Maybe some people just prefer the glamour of a Lady Gaga (or the tamer glamour of a Taylor Swift) over Lana Del Rey’s trashy bad-girl image. Maybe some people resent that she claims a hard-knock reputation that she didn’t really “earn.” But maybe there’s another factor at play: Del Rey is singing about things people like to sweep under the rug. No, not in a big social-change way; it’s probably hardly intentional. But look at her early videos, which frequently starred tattooed model Bradley Soileau — he looks like the kind of guy you’d see in a parking lot, who’d make you want to get to your car a little faster. And then there’s the rumors (and derision) surrounding Del Rey’s supposed plastic surgery — sometimes I wonder if she wants people to wonder. Her songs are so often about the things women do to seem attractive and desirable in a world that expects flawless beauty.
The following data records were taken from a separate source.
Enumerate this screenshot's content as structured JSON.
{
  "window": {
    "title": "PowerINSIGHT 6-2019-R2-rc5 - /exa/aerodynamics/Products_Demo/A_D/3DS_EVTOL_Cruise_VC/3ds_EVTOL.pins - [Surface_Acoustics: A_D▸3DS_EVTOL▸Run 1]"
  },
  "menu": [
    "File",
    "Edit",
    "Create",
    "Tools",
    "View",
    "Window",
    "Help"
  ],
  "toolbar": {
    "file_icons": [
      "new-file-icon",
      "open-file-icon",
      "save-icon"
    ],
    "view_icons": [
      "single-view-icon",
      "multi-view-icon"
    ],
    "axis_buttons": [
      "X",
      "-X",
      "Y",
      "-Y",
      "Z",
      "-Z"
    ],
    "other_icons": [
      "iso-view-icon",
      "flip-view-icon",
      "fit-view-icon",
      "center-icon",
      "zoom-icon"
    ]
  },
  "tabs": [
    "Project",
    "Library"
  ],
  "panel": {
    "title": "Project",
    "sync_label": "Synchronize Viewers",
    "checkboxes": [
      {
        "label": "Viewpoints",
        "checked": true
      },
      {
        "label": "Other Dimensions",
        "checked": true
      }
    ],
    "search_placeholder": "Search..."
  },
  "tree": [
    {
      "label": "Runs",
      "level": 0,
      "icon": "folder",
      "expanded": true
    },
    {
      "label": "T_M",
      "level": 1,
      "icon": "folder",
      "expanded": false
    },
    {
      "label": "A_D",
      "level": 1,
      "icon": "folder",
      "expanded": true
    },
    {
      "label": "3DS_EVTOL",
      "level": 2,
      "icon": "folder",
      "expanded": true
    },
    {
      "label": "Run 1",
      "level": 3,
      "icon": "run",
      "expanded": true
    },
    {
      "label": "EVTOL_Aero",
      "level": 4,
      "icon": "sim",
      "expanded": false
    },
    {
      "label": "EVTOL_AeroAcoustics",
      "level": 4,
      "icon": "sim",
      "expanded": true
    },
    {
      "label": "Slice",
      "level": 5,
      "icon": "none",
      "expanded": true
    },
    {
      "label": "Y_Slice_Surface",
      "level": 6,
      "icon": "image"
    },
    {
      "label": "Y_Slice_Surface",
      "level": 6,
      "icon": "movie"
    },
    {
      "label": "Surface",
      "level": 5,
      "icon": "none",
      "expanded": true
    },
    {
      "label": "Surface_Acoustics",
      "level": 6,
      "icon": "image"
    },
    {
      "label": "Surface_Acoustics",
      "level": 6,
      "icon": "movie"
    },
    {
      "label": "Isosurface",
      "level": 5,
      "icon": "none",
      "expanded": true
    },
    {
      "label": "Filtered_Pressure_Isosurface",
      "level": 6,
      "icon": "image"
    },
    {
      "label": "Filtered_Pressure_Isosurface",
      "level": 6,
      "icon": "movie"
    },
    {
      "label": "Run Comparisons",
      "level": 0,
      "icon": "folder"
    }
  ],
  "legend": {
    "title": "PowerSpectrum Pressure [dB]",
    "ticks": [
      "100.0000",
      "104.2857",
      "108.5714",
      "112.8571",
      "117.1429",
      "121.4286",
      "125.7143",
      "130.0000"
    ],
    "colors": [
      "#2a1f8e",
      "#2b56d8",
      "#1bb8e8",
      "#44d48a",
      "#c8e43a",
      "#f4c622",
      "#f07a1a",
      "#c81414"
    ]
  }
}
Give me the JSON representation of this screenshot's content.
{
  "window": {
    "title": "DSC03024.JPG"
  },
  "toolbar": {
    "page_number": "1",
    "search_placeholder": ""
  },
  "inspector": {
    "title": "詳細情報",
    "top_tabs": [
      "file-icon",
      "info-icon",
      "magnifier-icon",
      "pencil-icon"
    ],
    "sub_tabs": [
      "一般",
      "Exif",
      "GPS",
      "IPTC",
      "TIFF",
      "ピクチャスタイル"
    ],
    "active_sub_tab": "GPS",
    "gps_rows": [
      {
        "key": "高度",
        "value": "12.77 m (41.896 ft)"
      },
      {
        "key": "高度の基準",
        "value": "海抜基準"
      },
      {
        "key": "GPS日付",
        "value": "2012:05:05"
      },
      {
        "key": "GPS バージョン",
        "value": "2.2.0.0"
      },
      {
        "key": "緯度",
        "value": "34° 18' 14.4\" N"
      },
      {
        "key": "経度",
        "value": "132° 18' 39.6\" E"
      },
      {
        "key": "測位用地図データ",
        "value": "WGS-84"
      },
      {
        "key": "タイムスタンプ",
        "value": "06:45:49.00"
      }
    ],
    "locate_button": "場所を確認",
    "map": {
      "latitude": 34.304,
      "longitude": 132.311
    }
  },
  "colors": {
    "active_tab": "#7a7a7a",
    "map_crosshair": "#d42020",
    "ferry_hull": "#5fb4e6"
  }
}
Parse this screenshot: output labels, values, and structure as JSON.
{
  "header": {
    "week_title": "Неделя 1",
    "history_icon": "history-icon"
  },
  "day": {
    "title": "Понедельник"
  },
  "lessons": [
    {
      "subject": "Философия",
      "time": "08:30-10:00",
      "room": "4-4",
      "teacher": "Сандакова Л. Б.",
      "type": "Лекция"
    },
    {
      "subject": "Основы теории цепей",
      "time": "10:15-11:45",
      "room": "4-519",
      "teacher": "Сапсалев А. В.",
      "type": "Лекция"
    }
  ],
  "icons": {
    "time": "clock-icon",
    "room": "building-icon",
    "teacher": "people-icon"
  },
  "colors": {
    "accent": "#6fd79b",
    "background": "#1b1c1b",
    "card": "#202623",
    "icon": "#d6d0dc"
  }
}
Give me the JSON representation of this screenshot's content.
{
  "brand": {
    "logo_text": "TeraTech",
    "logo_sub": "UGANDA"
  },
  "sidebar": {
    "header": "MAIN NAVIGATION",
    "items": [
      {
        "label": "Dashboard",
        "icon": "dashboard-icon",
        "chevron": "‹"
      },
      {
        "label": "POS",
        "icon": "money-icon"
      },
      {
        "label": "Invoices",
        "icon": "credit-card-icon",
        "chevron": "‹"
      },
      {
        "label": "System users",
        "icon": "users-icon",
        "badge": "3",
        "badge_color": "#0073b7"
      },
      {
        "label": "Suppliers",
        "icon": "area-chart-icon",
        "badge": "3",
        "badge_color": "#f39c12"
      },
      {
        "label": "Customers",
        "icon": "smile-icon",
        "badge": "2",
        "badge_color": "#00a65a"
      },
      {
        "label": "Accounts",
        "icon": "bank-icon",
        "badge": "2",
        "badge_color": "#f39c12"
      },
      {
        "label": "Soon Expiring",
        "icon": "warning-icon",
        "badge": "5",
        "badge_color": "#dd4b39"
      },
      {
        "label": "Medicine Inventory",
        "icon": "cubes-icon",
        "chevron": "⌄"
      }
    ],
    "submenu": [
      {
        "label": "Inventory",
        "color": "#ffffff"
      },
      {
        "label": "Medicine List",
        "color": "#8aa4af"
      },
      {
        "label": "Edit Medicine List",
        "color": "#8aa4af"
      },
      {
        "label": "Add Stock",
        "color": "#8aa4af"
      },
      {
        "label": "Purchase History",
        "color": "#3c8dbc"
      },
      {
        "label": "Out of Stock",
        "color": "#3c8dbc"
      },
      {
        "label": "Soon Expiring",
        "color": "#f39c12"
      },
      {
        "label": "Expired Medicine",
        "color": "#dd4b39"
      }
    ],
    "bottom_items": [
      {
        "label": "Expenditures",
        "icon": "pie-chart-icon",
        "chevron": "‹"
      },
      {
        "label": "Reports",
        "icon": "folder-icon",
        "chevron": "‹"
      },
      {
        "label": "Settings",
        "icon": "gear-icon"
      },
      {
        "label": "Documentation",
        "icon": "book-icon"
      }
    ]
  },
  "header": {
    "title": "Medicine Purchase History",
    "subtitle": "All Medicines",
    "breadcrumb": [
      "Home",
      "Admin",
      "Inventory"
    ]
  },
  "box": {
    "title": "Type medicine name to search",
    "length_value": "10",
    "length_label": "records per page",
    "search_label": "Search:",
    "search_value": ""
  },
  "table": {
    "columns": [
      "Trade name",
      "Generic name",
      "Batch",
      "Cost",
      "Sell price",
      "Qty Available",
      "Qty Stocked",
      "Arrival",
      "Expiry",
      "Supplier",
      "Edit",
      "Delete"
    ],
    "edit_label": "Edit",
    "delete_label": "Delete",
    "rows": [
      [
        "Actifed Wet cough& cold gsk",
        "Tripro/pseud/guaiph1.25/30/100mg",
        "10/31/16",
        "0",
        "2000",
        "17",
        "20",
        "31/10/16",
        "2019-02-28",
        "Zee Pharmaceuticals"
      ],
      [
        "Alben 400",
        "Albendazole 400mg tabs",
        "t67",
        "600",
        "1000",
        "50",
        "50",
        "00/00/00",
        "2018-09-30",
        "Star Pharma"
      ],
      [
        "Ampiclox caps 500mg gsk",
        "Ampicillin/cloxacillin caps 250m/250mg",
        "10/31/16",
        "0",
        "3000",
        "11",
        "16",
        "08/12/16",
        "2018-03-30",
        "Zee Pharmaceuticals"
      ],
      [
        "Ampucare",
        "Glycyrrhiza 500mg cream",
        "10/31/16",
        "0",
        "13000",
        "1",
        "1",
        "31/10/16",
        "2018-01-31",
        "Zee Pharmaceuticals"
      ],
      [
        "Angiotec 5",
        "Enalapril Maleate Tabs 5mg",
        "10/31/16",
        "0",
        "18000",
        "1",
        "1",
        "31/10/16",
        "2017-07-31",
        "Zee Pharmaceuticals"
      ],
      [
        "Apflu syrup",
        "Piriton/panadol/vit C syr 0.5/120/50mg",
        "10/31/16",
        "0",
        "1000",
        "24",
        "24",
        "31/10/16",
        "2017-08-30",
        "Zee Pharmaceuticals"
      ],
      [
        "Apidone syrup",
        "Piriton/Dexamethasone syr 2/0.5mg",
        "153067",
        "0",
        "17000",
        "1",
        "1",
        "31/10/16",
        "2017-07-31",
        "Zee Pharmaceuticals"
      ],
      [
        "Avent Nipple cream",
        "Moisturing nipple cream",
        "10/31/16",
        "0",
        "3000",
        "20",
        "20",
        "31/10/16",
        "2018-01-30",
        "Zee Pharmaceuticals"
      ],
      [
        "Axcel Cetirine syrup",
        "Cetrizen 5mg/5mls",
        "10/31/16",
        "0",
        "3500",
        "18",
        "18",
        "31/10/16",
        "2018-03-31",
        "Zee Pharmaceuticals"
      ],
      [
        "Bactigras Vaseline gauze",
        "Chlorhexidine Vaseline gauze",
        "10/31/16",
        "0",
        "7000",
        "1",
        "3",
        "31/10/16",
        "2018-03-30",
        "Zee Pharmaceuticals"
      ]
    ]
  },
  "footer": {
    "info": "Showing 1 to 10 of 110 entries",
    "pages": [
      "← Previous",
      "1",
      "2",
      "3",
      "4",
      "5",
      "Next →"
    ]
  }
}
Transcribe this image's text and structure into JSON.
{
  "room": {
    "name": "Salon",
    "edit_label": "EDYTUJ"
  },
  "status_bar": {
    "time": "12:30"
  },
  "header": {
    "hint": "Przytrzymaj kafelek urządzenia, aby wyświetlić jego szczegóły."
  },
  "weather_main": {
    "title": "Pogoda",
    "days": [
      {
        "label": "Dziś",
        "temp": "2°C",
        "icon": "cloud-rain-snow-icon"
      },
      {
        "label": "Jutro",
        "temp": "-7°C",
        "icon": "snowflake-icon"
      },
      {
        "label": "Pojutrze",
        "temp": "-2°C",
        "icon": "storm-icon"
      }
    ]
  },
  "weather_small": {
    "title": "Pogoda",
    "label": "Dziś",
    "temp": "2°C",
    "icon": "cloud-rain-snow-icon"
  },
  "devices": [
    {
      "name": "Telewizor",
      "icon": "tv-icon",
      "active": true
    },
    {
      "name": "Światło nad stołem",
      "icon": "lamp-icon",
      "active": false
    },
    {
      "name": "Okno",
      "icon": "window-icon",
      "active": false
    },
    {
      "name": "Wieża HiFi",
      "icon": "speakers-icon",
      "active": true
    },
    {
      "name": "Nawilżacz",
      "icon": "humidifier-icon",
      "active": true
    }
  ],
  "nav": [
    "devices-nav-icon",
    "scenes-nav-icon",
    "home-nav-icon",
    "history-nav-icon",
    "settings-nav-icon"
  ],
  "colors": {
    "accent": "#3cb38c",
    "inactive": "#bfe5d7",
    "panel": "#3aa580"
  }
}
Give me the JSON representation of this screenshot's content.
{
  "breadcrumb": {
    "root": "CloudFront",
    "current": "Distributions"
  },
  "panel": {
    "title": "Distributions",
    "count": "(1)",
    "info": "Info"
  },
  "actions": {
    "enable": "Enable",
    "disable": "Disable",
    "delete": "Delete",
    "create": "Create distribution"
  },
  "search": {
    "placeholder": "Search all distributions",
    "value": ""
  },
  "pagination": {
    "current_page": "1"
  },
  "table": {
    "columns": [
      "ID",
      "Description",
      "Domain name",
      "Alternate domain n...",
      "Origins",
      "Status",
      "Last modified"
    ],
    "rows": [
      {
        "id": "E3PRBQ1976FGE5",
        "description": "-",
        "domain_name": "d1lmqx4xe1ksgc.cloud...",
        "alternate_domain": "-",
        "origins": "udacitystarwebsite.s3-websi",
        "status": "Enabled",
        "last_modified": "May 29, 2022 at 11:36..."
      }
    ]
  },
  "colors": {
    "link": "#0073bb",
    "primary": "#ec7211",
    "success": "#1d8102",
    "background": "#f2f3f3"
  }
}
Del Rey would be far from the first singer to get plastic surgery to fit a popular image — but she would be one of the first mainstream artists who used it to make people feel uncomfortable about beauty standards.
I have to admit, “West Coast” doesn’t have me excited for the new album — it’s very repetitive, and it doesn’t have the drama of “Blue Jeans” or “Born to Die,” or the sweet sadness of “Video Games.” But I’m excited for the collaborations with The Black Keys’s Dan Auerbach, and I’m interested in where Del Rey is going next.